The Palestinian Festival Ottawa, the first Palestinian Festival in Ottawa, is set to take place from August 29th to 31st. The festival is run by a group of twenty odd volunteers led by the Marwan Abdalla.
Abdalla, speaking to The Muslim Link, was only thinking of “having it at City Hall” when he was planning the festival. Fortunately for him, city Mayor Jim Watson was receptive to the festival, and will open the event with an inauguration speech.
According to Abdalla, over 60,000 Palestinians are living in Canada, and around 6,500 of them live in Ottawa and Palestinian immigrants came with skills, education and wealth to invest in Canada. Many of them, like Abdalla have run small businesses. “Palestinians played an important role in helping the city weather the economic downturn.And did you know that Ottawa’s only Basketball team is owned by a Palestinian?” he said.
Abdalla sees the festival as an important step in changing images of Palestinians in a Canadian context. “We want people to see us as we see ourselves, not just what you see in the media”, he said.
Mais Al Ahmad, who volunteers as the Bazaar Coordinator at the festival, said that the bazaar is to “make you feel like you are in the Old City of Jerusalem”. Like other cultural festivals that had taken place in the city, the festival offers food, music and dancing. However, Ms Ahmad believes that the Bazaar will differentiate the festival from the others.
“We wanted to exhibit the fundamentals of culture beyond dancing and food.The best way we thought we could do that was through art and literature.Our music is wonderful because the songs are about the history and the land, but what if you don’t understand Arabic? That’s why it is good to have books available”, she explained. Interlink Publishers, specializing in Middle East literature, have also sent several titles to the festival; other Palestinian art will also be displayed in the festival.
“We’ve collected paintings, knit work, carpets and many pieces of fine stitched embroidery. We are working on writing something for the Festival about what type of embroidery you would see from different regions and cities”, she said.
Another aspect of the festival will be fair trade food products produced in the West Bank. “We have been working with fair trade organizations in order to get products from Palestinian farmers who often don’t have access to the world market.We are working with Canaan Fair Trade which works with farmers’ cooperatives in the West Bank”, she said. Humanitarian organizations currently working in Gaza, like Medical Aid for Palestine and Human Concern International will also be at the festival.

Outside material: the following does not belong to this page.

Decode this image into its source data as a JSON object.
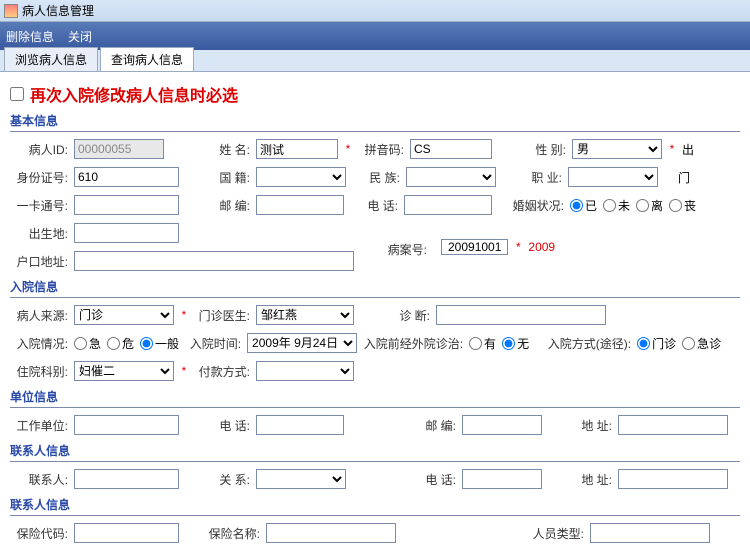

Both Al Ahmad and Abdalla said that they were grateful for the support of small Palestinian-Canadian business owners who had sponsored the festival. “We also go a lot of support from other ethnic communities and that has given us such a boost in what we have been trying to do”, Abdalla said.